Prompt ::
Scan the records below, and wherever a line has the word "icon", pull it out.

********

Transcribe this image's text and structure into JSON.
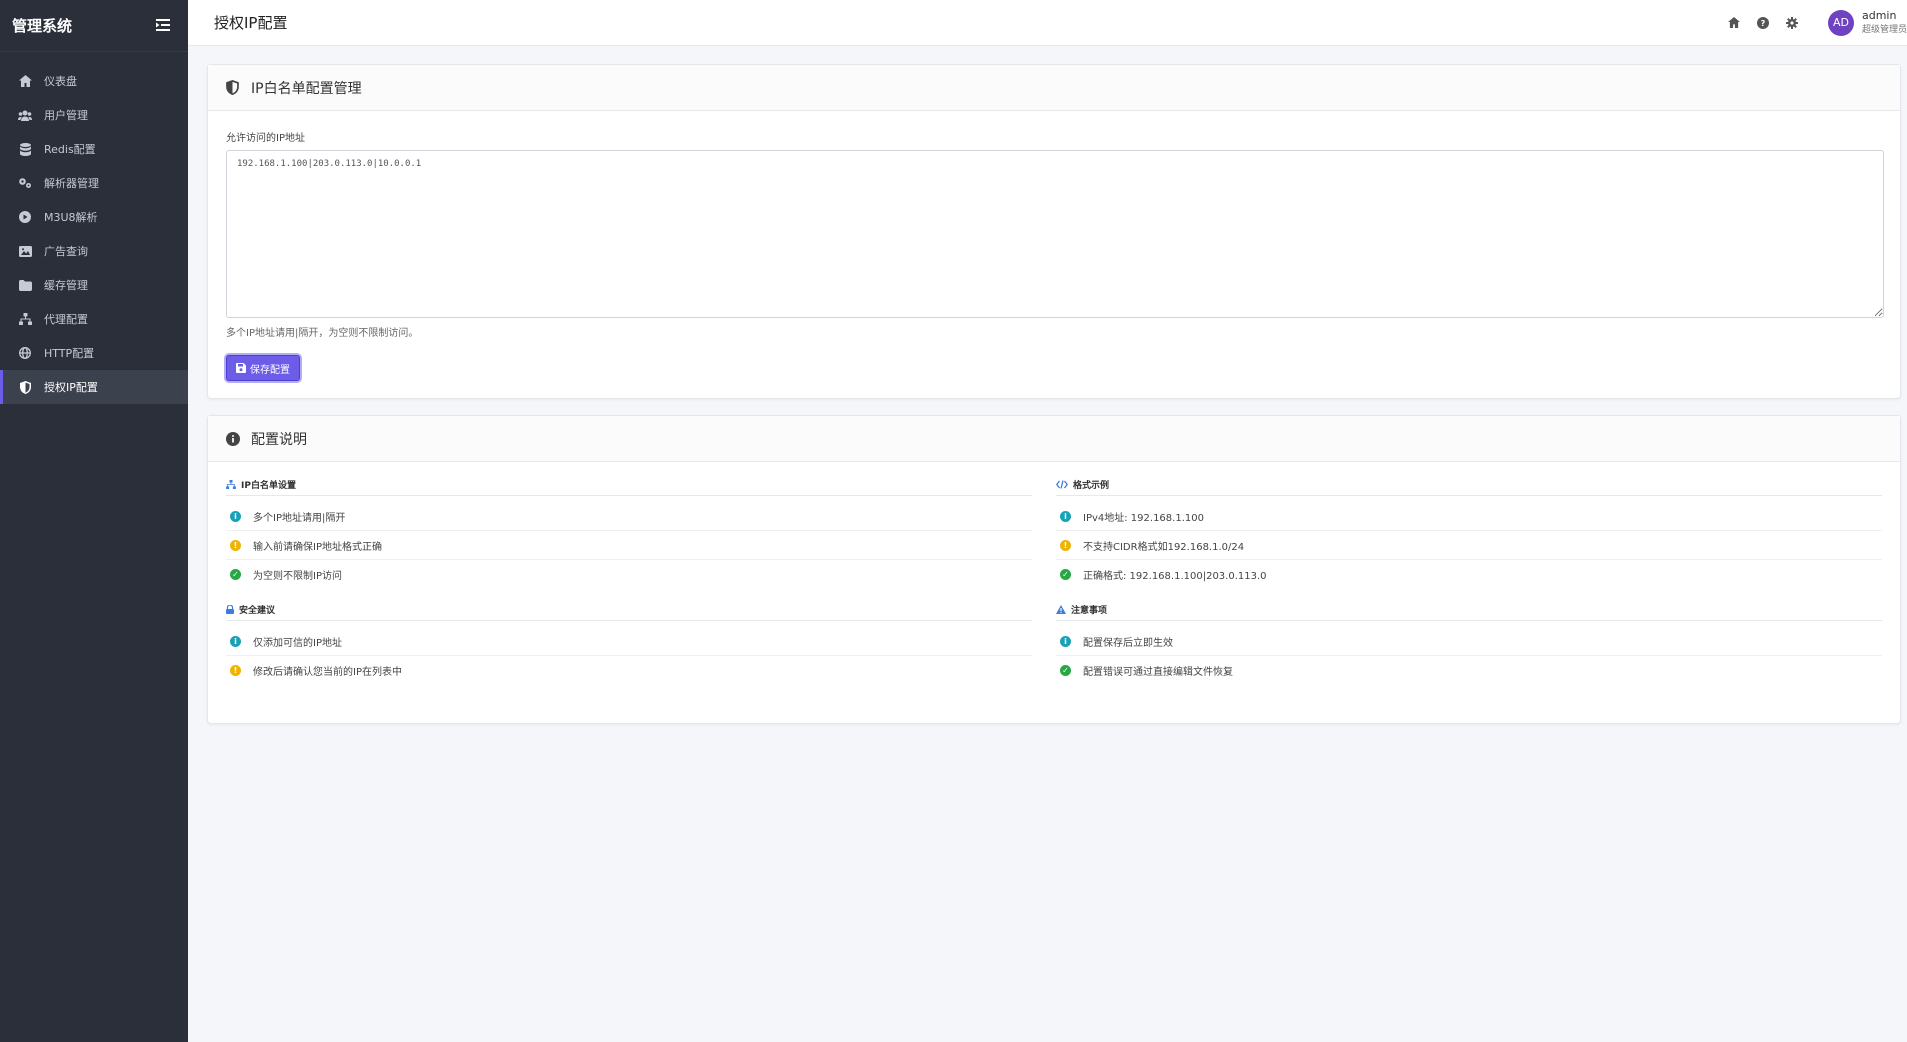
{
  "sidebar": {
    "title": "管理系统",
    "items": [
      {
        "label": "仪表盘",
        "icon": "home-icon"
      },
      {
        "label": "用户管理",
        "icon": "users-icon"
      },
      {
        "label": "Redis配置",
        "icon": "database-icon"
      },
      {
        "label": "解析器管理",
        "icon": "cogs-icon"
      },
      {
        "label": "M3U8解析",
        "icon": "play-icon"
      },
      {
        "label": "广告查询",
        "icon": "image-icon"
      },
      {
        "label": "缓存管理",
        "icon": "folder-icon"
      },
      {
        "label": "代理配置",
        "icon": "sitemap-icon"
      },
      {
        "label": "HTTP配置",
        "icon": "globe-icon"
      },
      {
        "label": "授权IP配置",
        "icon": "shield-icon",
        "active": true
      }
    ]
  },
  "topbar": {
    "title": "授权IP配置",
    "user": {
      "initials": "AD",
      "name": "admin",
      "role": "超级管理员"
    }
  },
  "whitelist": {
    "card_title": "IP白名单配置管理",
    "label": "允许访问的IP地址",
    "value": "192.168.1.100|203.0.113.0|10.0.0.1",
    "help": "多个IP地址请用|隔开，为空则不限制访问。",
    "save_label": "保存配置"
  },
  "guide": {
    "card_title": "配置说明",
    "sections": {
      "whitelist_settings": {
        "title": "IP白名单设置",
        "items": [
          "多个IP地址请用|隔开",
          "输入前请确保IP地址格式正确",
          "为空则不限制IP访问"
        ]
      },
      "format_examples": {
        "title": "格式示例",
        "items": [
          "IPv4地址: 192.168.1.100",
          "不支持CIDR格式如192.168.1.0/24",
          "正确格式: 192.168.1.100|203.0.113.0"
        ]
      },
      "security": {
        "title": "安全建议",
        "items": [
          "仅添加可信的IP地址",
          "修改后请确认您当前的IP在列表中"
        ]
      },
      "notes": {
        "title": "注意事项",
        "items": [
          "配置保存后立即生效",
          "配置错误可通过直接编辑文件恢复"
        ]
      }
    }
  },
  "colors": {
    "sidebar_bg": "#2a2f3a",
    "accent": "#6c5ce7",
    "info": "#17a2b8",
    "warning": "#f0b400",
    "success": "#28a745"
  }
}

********

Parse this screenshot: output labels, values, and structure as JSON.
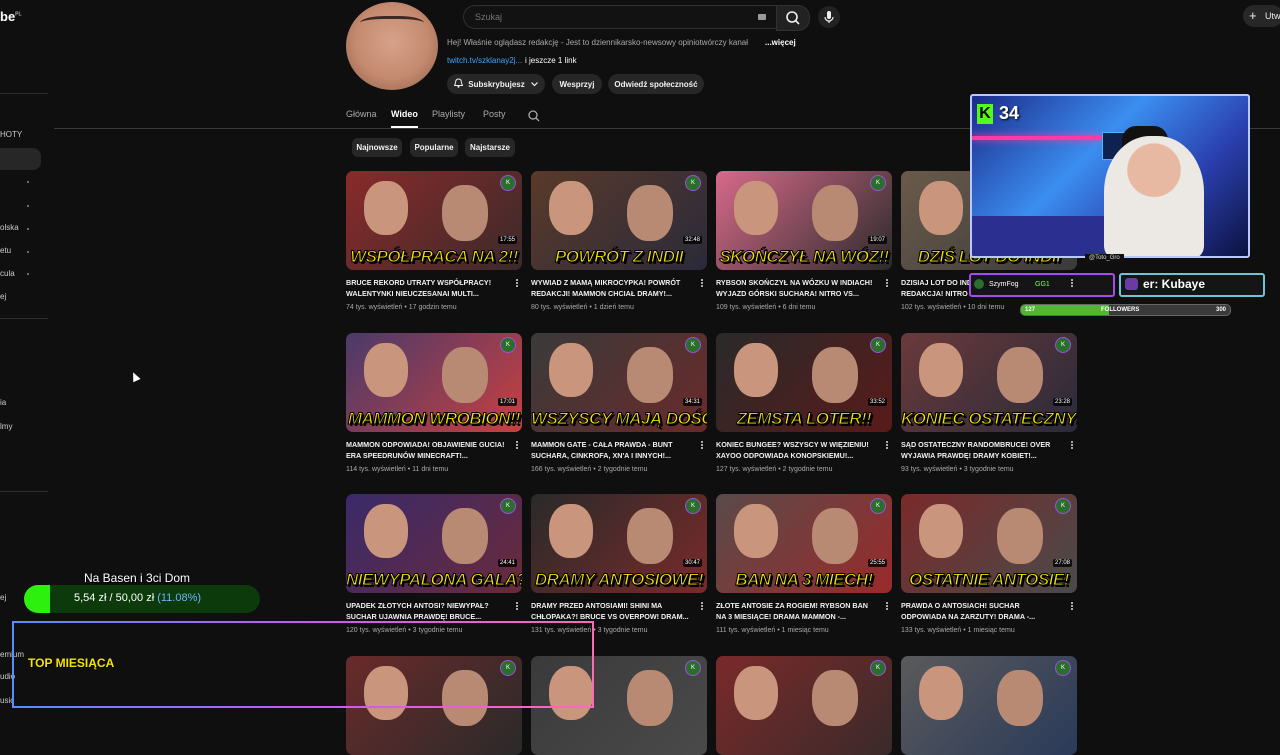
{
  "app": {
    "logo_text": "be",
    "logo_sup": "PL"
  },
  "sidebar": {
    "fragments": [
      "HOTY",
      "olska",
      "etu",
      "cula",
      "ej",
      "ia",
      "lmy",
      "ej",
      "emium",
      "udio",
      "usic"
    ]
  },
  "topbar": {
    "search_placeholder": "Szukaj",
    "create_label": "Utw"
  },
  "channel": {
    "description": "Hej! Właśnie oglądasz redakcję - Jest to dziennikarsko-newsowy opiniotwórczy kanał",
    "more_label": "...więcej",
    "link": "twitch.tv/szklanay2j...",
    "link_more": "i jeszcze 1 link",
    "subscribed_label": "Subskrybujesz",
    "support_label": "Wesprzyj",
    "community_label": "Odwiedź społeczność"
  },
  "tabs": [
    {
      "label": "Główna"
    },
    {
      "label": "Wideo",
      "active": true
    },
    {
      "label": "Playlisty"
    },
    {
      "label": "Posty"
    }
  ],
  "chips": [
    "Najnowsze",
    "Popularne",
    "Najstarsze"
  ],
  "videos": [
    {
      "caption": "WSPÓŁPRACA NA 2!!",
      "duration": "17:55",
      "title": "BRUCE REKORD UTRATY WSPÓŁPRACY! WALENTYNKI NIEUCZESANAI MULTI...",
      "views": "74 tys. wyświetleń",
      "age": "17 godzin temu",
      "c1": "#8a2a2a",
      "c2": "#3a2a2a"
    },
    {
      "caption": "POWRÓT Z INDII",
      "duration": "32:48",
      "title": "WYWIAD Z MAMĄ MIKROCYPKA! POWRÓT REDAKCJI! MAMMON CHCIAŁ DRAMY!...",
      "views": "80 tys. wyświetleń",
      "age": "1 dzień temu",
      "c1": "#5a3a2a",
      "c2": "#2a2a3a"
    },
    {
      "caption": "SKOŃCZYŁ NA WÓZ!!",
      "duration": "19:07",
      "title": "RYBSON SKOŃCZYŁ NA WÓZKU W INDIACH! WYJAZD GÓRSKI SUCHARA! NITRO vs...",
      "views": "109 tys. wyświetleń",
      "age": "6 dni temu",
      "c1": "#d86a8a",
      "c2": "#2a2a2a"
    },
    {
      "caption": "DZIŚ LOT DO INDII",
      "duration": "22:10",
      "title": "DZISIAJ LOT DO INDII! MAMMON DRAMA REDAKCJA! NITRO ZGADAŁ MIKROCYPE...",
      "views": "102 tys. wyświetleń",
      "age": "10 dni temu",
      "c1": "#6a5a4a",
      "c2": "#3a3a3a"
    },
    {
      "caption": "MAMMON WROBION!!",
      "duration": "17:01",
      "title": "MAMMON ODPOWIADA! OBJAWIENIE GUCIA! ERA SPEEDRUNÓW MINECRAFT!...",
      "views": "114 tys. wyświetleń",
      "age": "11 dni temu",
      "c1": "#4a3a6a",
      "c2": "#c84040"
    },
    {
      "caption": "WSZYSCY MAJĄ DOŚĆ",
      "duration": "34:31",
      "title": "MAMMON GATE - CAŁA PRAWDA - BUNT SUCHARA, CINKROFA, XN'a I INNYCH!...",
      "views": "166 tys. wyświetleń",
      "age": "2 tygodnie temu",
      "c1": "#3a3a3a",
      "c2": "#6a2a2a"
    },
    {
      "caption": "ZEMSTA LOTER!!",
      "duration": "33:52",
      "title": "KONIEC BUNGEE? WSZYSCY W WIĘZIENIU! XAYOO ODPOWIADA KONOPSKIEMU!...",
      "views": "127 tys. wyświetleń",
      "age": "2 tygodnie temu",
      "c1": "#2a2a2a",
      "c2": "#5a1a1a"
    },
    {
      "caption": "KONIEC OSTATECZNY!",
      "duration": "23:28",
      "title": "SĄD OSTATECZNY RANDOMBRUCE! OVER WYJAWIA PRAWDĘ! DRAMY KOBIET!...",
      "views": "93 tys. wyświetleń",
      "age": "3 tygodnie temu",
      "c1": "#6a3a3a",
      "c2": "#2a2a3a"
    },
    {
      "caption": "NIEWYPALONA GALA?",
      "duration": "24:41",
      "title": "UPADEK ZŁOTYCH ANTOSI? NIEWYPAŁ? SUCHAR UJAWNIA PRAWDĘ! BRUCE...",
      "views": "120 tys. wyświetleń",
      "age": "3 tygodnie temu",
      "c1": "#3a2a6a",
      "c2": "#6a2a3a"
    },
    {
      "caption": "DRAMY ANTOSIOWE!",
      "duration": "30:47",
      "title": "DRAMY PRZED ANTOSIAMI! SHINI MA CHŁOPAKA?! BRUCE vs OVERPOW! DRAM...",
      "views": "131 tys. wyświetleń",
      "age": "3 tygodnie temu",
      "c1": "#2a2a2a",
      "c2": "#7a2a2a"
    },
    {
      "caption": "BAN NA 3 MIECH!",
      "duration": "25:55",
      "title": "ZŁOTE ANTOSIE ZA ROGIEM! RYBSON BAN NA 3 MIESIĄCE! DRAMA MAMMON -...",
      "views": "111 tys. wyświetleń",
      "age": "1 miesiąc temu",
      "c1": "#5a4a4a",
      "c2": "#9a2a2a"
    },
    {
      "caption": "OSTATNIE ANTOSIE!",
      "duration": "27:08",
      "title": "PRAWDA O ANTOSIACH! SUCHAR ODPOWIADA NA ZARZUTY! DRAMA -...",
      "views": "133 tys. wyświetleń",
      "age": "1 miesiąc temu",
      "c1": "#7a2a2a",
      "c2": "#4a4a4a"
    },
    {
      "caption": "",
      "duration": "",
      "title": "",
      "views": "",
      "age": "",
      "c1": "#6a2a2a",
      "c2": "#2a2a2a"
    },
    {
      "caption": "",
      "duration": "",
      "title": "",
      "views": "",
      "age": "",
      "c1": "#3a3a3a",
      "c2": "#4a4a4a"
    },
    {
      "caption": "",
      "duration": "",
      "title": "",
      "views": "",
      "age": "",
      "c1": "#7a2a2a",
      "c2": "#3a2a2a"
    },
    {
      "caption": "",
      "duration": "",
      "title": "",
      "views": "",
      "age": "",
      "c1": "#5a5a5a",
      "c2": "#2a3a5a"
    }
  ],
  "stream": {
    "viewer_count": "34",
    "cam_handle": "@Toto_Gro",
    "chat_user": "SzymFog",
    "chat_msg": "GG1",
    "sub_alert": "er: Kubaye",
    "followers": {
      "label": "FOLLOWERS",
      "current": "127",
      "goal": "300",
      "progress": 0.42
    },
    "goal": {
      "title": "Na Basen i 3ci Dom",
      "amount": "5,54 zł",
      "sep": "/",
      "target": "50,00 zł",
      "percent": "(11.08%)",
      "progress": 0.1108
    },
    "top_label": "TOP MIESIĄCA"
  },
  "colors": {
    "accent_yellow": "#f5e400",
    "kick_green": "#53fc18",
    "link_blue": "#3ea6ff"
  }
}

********

Finished task ::
        "icon": "home-icon"
        "icon": "users-icon"
        "icon": "database-icon"
        "icon": "cogs-icon"
        "icon": "play-icon"
        "icon": "image-icon"
        "icon": "folder-icon"
        "icon": "sitemap-icon"
        "icon": "globe-icon"
        "icon": "shield-icon",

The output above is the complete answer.